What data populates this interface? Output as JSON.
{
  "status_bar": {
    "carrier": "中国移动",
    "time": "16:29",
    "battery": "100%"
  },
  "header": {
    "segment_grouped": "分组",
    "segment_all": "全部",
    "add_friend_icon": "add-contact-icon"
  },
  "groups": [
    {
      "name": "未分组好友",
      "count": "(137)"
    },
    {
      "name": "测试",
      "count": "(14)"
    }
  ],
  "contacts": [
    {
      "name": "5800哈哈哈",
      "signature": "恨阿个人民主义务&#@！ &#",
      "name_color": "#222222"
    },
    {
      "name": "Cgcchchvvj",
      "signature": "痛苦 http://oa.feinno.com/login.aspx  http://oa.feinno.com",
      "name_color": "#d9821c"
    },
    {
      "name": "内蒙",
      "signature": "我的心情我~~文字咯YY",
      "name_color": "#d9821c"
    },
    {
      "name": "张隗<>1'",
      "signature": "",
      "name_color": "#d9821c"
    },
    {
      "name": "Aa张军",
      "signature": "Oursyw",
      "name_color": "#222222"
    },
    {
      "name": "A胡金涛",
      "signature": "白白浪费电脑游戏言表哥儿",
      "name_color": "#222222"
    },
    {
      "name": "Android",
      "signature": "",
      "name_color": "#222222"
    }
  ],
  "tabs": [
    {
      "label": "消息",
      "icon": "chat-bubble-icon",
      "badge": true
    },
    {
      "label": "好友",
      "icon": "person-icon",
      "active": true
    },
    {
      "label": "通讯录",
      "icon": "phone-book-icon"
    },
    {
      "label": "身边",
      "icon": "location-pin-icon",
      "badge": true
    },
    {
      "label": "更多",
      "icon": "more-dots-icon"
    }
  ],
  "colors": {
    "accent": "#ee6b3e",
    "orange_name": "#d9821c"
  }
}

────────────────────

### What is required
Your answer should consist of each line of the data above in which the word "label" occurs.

### Completed exercise
      "label": "消息",
      "label": "好友",
      "label": "通讯录",
      "label": "身边",
      "label": "更多",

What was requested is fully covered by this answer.